weco
Print the post Back To Top
No. of Recommendations: 1
No, not inside, but age cracking on the outside, rubber failing, even though there was still decent tread on the tire. I could have ignored it, likely been OK, but the last think I want is tire problems on my F150 whether towing or just poking around.

Tire rubber doesn't last forever. Exposure to air and UV will cause the rubber in tires to break down over time, even if there's plenty of tread left. I replaced an old set of Michelins this summer on my daughter's ancient and honorable CR-V for this very reason. The central Texas sun is not kind to tires.

I've been a dedicated Michelin Man (*) for most of my life. Bridgestone is a good tire, too. And you're right: you don't want tire problems. This is the one part where I go for premium replacement parts because it's the one part of the car that touches the road.

Regards,

- HCF

(*) I look more and more like the Michelin Man as the years go by!
Print the post Back To Top
No. of Recommendations: 0
So about tires. As with many here, I need to add air once it gets cold. This year, though, I have one tire that seems to get low roughly every two weeks. I'm going to do that one more time to get through Thanksgiving, but then should probably have it investigated. Any thoughts on cause, things I should look for, etc?

ThyPeace, always buys the 100k tires once the OEM wears out. I just turned over 140k miles on the car, so the obvious is just that it's time to replace them. The car needs to last until the kid graduates from high school because of her OCD. (It's complicated.) That's only 18 months from now, so I may go with slightly less rugged tires this time.
Print the post Back To Top
No. of Recommendations: 1
>i> So about tires. As with many here, I need to add air once it gets cold. This year, though, I have one tire that seems to get low roughly every two weeks. I'm going to do that one more time to get through Thanksgiving, but then should probably have it investigated. Any thoughts on cause, things I should look for, etc?


Weather here in wine country of Northern CA is relatively mild, occasionally in the teens, but rarely, so I've never been concerned with pressure changes.. Slow leaks, yes, had them, fixed them, had others fix them over the decades. Could be anything from a valve core failure, to a drywall screw picked up somewhere in my travels.. Tire shops are best equipped to remove, inspect, repair it.. Once off. the interior can be inspected, running a hand around inside might catch where the tip of a nail. drywall screw made it's way inside.
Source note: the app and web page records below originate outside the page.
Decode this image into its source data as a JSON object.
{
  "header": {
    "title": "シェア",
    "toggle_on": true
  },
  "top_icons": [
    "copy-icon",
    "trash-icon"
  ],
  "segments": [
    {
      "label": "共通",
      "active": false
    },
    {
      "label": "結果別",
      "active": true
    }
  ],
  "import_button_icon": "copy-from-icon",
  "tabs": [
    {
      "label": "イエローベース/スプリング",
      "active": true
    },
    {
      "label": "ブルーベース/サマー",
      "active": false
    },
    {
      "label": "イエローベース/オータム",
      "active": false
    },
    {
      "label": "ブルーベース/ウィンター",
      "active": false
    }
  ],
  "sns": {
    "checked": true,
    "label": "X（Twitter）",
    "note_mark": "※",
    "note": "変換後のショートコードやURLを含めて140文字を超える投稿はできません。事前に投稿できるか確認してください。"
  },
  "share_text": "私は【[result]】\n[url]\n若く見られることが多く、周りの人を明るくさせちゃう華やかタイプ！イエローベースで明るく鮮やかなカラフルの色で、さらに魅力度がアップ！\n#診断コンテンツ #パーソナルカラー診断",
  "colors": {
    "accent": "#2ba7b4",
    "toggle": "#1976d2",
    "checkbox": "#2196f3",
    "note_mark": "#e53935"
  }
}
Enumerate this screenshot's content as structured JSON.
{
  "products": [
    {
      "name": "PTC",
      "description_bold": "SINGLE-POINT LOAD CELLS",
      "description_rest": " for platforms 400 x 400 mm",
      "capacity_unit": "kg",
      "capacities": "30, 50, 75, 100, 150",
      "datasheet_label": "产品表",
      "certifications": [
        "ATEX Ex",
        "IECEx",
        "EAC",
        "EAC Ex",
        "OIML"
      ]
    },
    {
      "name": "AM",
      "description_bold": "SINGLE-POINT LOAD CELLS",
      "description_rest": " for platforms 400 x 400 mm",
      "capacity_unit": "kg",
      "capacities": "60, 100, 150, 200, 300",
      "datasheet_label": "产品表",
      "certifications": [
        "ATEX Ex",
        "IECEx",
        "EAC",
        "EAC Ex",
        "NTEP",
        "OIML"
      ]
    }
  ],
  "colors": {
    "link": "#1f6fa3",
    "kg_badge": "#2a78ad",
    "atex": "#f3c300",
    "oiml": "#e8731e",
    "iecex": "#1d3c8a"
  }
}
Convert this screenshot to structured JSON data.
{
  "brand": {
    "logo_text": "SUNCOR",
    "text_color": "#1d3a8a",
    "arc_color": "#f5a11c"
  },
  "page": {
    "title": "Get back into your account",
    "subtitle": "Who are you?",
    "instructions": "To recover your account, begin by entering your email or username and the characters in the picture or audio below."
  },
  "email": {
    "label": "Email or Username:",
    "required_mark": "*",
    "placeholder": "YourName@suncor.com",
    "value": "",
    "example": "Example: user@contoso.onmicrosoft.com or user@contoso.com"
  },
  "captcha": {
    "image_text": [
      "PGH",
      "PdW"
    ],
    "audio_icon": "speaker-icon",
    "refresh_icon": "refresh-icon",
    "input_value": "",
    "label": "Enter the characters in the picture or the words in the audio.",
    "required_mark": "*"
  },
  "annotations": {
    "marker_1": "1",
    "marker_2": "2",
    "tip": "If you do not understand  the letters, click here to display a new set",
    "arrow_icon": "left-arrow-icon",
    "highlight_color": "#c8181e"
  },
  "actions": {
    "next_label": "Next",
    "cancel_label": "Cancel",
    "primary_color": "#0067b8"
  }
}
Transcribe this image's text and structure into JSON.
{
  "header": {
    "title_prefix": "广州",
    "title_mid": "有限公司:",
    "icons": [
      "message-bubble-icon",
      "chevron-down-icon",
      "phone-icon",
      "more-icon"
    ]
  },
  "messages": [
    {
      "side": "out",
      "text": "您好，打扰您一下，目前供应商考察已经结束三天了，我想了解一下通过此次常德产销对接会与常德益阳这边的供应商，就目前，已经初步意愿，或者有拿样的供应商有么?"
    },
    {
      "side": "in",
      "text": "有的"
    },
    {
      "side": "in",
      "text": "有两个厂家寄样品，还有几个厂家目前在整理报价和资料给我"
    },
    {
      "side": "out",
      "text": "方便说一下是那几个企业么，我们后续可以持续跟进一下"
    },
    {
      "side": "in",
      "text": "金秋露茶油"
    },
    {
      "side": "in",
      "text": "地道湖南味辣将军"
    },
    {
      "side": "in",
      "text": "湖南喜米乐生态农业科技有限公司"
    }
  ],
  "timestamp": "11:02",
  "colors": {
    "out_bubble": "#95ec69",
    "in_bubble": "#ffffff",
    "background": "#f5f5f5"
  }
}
A good patch in there is an easy fix, if you could get in there, like they can..

Today, at my age, a swing by the local tire shop handles it, while I wait... I also keep a little 12v compressor in the PU/car, just in case.. Sundays seem to be impossible to find any sort of tire repair shop open, service stations have vanished as fat as auto services.. That's where I began, so many years ago, part time at a friend's Signal one bay station. 3 or 4 of us young guys backed up the owner, Oscar, RIP. Good times..
Print the post Back To Top
No. of Recommendations: 1
If you live in climates where winter means cold weather, I suggest checking your tire pressures for the season.


I suggest checking them weekly all year long. It only takes a couple of minutes.

xtn
Print the post Back To Top
No. of Recommendations: 1
Unfortunately, the dealership decided (for me) that my leased car 'needed' nitrogen in the tires, so I cant use my compressor to fill it


Um...yes you can. Nitrogen and air can coexist. In fact, air is like 70% Nitrogen anyway.

xtn
Print the post Back To Top
No. of Recommendations: 0
This year, though, I have one tire that seems to get low roughly every two weeks. I'm going to do that one more time to get through Thanksgiving, but then should probably have it investigated. Any thoughts on cause, things I should look for, etc?


A leak.

xtn
Print the post Back To Top